For instance, some of the apps are just a complete fudge – the Facebook and Twitter “apps” just re-direct you to their respective websites. The range of e-books available is paltry and popular games like Angry Birds and Fruit Ninja are nowhere to be found.
Furthermore, don’t expect local media companies and other Australian developers to be rushing to support the ExoPC platform. There are preloaded apps for accessing international streaming TV channels and radio stations but these didn’t work for me.
Of course, any standard Windows software you’d use on a desktop or laptop will work on the tablet – probably the only advantage of the device running the full version of Windows 7.
The tablet can be operated by finger or a pen-like stylus but I found I could pretty much ditch the stylus from the outset. However, while I preferred using my finger to work the on-screen keyboard, Windows 7 has some neat built-in hand-writing recognition and for this the stylus is essential.
The preloaded Milennium software makes it easy to switch Wi-Fi, Bluetooth and 3G on/off, as well as disable auto screen rotation and adjust the screen brightness. Sluggish performance
Surprisingly, despite the enhanced processing power when compared to Google and Apple tablets (a 1.6GHz Intel Atom processor and 2GB of DDR2 memory) the Leader Slate 12 was far slower than its rivals.
Launching applications is slow and even switching between portrait and landscape mode is sluggish. It appears the full-fledged version of Windows 7 is just too bulky for tablets.
Web browsing on the device was hit and miss – you can either use the standard Internet Explorer browser or a customised, more touch-friendly browser inside the ExoPC interface. Pages render nicely on the former but on the latter images take ages to load and pages look slightly warped. Both browsers are on the whole far slower than on the iPad and Android tablets and even though Flash is supported, the experience was chuggy.
The tablet includes a HD accelerator allowing it to handle full 1080p video but I didn’t find the video watching experience any more riveting than on an iPad 2. A bit too bulky
With an 11.6-inch screen running at a resolution of 1366×768, the Slate 12 offers more screen real estate than competitors on the market. However, that extra screen size certainly adds to the heft – the device weighs around 1kg and is 14mm thick.

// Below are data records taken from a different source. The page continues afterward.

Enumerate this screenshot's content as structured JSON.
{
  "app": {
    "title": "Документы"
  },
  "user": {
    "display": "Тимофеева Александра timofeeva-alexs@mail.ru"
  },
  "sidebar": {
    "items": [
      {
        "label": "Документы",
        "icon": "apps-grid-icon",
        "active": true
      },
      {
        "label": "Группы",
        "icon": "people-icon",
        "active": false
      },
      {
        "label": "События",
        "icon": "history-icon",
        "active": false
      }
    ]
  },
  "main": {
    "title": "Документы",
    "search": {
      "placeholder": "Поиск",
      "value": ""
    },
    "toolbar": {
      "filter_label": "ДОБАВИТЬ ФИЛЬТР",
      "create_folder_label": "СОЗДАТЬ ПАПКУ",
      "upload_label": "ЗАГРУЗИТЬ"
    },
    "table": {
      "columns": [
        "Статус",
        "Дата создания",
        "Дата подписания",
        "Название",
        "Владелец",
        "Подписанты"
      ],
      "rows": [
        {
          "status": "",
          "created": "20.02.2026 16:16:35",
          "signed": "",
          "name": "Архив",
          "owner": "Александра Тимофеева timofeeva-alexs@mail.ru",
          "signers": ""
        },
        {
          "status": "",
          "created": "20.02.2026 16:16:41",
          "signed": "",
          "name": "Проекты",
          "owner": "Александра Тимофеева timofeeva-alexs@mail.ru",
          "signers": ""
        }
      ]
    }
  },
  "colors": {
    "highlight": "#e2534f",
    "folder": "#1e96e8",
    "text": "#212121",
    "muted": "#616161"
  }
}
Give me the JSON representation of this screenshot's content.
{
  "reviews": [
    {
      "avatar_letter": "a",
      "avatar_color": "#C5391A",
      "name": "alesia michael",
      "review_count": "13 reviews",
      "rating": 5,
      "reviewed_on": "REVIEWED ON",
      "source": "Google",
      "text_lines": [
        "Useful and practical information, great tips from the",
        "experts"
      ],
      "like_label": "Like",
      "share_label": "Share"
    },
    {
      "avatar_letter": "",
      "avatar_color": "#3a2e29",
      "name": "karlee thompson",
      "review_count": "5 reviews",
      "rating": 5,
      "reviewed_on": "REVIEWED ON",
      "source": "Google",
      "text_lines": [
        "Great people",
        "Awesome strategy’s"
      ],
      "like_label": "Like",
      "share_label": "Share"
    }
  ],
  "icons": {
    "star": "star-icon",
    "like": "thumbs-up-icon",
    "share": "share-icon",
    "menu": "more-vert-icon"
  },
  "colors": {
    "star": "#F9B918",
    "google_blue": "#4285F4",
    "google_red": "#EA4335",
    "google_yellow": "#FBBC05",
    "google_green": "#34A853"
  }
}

The iPad 2, on the other hand, weighs just over 600 grams and is 8.8mm thin.
Asked what the Slate 12 offered consumers that the iPad 2 or Android tablets like the Samsung Galaxy Tab 10.1 didn’t, Leader cited first and foremost the bigger screen.
But personally I feel closer to the 10-inch mark is the sweet spot and the larger screen isn’t worth the extra heft. The larger weight is particularly a problem when trying to, for instance, read books with one hand in portrait mode, or when using the tablet on the go.
Other features not offered by competitors out of the box include easy storage expansion (two USB slots and an SD card slot) and a 1080p mini-HDMI output for connecting to a TV. That said, iPad 2 owners can buy the optional camera connection kit and digital AV adapter accessories.
Save for the fact that it’s a little chunky, the Slate 12 isn’t a bad looking tablet, with a clean glass front and a back devoid of everything except a power button and some air vents. In the top left-hand corner there’s a 1.3-megapixel camera for video conferencing (just install Skype) but there’s no camera on the back for taking pictures. Poor battery life
One of my main pain points with the Leader tablet was the battery life. The most you’ll get from a single charge is around four hours but if you’re a heavy user then you may not even get that.
The Leader Slate 12 is priced between $999 and $1249, the former buying you a 32GB model with Windows 7 Home Premium and the latter offering Windows 7 Professional and 64GB of built-in storage. All models come with Wi-Fi, 3G and GPS support.
This price is just unacceptably high considering the iPad 2 is clearly a superior product and starts at $579. Unless you’re a corporate user who needs to be able to run Windows apps, you’re likely to have a much more satisfying experience with an iPad 2 or Android tablet.